--- Recorded data ---
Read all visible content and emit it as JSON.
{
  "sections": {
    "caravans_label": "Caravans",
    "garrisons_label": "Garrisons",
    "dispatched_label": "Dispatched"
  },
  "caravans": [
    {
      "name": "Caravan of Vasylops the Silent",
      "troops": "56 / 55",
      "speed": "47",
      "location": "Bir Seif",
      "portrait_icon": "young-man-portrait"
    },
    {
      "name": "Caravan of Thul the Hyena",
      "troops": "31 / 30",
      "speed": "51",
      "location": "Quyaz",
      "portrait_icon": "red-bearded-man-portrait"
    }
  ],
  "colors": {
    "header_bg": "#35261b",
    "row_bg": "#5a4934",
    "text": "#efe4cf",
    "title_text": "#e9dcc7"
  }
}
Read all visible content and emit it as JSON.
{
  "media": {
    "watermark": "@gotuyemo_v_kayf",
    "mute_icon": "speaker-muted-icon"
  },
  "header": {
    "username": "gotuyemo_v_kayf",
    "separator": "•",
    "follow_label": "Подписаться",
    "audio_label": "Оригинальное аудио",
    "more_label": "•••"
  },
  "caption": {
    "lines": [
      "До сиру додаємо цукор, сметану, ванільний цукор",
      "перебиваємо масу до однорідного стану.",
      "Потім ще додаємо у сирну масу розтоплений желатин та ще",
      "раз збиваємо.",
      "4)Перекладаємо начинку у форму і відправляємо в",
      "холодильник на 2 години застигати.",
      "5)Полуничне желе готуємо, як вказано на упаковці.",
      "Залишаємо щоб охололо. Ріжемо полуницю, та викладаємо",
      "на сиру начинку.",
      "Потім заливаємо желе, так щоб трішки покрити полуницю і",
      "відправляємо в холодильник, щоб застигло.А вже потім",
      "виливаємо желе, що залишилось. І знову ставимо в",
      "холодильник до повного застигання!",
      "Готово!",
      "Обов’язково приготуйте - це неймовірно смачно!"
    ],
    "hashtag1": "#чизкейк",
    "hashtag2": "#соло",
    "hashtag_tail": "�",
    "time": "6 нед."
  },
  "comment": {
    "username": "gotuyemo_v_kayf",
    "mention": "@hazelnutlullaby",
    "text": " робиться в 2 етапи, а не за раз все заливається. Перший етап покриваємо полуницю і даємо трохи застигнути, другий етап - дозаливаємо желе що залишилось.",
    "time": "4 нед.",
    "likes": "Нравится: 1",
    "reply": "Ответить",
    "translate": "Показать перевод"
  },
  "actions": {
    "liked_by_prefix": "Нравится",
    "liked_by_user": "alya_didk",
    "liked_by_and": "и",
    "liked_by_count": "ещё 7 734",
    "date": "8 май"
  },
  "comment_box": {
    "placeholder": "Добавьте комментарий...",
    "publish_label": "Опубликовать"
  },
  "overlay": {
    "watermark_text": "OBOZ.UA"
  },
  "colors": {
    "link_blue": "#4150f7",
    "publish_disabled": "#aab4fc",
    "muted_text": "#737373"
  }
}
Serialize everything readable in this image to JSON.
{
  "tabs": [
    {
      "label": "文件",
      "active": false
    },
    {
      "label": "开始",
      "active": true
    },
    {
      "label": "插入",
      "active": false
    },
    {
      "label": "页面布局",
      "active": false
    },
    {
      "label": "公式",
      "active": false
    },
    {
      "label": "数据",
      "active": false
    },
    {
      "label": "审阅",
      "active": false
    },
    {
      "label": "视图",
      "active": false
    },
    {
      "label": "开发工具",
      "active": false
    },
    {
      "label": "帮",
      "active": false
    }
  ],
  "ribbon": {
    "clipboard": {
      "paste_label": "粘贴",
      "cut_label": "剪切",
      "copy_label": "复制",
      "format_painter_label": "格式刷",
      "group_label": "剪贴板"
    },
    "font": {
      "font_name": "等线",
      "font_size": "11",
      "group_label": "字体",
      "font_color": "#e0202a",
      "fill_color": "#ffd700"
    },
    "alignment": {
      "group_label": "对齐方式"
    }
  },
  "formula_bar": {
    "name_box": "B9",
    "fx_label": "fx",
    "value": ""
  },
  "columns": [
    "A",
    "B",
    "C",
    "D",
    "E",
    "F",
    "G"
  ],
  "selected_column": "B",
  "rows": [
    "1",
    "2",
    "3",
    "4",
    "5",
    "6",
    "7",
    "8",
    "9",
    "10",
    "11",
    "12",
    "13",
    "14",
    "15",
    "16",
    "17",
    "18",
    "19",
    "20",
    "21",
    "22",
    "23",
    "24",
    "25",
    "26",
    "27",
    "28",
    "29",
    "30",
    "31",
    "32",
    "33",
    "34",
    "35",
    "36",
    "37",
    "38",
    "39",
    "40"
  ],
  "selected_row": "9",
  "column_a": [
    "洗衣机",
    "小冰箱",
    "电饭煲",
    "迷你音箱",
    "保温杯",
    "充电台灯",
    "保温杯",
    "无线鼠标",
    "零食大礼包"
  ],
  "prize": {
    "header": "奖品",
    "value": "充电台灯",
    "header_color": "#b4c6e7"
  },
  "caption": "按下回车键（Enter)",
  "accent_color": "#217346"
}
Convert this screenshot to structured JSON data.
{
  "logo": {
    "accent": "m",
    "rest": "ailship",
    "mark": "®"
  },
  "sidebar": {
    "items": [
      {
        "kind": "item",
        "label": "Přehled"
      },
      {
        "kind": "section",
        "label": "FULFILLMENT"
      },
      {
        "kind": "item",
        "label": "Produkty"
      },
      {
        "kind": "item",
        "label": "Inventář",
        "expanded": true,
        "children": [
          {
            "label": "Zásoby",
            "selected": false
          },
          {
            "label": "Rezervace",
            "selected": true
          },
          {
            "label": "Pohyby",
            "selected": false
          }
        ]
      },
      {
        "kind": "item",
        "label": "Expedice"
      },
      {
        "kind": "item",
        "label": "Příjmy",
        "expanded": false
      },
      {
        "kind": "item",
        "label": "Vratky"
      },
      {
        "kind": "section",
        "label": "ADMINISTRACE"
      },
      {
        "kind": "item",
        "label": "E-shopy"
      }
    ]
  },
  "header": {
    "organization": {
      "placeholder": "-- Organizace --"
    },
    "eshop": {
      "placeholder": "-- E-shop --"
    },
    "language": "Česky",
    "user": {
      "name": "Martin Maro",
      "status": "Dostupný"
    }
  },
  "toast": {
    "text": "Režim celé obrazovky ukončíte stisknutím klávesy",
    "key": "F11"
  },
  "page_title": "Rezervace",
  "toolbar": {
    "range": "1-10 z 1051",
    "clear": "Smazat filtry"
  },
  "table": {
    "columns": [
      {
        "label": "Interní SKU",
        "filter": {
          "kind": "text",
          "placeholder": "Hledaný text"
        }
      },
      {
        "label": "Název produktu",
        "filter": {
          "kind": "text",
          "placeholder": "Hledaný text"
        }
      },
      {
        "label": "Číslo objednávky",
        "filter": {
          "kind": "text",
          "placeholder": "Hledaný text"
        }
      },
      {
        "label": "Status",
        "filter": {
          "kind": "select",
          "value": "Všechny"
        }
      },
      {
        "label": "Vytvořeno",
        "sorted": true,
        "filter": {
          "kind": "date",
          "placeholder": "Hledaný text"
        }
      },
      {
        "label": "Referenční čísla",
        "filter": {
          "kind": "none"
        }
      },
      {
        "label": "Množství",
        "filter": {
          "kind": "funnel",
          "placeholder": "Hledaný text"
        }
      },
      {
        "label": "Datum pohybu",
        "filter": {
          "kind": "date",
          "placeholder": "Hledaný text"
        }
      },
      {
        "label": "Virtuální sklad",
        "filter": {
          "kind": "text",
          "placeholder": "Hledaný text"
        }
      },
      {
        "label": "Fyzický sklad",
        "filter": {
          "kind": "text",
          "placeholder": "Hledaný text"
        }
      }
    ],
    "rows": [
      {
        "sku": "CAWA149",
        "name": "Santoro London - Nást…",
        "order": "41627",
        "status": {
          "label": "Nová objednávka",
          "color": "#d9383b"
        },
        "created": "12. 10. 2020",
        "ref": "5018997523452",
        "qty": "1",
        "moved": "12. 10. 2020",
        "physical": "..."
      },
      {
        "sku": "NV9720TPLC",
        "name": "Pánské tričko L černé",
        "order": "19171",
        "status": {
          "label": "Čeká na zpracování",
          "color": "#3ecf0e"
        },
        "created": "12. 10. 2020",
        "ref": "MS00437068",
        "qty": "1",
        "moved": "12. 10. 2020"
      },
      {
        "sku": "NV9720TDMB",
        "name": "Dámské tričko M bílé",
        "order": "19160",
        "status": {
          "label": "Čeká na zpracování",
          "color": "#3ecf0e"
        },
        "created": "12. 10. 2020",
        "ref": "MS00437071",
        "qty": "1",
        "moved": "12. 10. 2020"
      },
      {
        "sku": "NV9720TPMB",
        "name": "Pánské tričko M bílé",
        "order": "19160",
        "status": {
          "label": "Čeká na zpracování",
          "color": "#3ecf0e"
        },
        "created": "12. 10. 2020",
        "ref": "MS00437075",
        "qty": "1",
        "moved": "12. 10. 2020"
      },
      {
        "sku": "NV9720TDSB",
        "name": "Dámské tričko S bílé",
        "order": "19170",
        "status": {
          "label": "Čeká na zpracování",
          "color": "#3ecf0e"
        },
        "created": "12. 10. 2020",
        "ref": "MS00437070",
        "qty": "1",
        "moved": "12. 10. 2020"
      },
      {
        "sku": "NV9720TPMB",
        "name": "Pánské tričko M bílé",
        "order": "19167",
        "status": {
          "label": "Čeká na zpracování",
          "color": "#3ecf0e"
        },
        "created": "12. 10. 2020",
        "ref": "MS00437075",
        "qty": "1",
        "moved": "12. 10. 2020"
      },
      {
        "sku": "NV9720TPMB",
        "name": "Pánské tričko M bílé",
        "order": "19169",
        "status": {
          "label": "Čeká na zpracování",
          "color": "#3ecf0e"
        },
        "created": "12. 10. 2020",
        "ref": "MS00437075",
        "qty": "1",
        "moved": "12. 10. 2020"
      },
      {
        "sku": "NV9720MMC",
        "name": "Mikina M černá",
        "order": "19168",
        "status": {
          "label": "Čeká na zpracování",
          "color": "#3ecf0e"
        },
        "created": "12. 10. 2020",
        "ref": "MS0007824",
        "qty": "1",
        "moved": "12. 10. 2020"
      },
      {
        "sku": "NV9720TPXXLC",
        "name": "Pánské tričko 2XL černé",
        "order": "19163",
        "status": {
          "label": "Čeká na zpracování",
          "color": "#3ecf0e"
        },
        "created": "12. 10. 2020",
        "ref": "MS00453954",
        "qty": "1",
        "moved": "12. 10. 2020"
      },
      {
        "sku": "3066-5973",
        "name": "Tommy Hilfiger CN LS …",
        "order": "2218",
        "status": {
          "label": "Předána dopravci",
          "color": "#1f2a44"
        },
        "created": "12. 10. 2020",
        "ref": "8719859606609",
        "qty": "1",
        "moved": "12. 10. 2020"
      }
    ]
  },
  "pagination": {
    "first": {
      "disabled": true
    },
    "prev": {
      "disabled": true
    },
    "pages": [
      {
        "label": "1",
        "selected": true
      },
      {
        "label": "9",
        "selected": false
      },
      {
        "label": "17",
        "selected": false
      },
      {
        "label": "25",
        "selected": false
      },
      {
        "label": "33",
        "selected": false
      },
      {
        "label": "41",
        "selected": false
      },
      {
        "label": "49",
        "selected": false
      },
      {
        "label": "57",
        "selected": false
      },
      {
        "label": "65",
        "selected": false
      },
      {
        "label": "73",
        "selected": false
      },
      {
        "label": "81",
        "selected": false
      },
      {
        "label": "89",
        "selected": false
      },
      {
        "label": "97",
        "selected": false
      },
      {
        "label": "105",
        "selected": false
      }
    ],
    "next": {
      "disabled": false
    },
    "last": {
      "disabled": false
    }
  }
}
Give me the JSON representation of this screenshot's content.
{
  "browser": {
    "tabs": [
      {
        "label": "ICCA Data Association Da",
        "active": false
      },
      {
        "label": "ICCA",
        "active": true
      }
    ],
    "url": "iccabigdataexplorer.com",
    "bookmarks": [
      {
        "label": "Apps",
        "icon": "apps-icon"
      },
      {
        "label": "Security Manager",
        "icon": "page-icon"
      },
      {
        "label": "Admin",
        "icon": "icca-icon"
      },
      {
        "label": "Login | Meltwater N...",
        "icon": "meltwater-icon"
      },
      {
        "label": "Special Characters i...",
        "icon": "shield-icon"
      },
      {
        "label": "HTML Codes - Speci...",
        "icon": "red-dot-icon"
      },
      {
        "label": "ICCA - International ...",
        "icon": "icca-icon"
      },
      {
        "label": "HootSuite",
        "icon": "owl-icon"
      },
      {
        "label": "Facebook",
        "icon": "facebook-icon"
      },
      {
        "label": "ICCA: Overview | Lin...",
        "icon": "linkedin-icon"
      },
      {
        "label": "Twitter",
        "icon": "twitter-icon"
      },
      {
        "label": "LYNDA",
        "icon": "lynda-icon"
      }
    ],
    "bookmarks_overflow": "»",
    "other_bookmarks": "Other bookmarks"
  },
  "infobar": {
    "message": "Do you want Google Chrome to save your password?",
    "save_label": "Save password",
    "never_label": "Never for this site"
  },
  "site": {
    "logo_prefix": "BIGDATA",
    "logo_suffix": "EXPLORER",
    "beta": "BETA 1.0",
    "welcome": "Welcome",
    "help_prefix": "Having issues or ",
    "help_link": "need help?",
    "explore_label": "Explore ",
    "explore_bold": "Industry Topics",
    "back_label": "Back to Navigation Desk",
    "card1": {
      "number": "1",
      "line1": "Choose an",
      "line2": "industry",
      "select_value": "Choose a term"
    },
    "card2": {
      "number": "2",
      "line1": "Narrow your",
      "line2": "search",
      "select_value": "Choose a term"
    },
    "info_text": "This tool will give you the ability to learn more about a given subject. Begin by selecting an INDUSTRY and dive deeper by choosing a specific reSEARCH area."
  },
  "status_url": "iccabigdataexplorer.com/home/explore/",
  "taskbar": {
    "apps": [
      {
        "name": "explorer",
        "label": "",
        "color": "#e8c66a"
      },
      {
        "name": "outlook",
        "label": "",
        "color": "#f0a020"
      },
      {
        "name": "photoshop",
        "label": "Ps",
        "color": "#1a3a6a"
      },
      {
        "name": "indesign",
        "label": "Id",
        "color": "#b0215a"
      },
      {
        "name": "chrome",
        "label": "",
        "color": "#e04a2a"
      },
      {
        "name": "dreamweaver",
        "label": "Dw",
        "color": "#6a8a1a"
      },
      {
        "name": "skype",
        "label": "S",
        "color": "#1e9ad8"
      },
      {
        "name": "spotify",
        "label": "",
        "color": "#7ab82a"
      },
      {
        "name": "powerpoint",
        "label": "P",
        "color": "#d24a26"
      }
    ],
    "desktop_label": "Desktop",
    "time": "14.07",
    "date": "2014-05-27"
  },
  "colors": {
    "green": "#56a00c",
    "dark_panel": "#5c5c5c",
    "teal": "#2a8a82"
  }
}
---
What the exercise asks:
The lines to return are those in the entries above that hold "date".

Your response:
    "date": "8 май"
          "kind": "date",
          "kind": "date",
    "date": "2014-05-27"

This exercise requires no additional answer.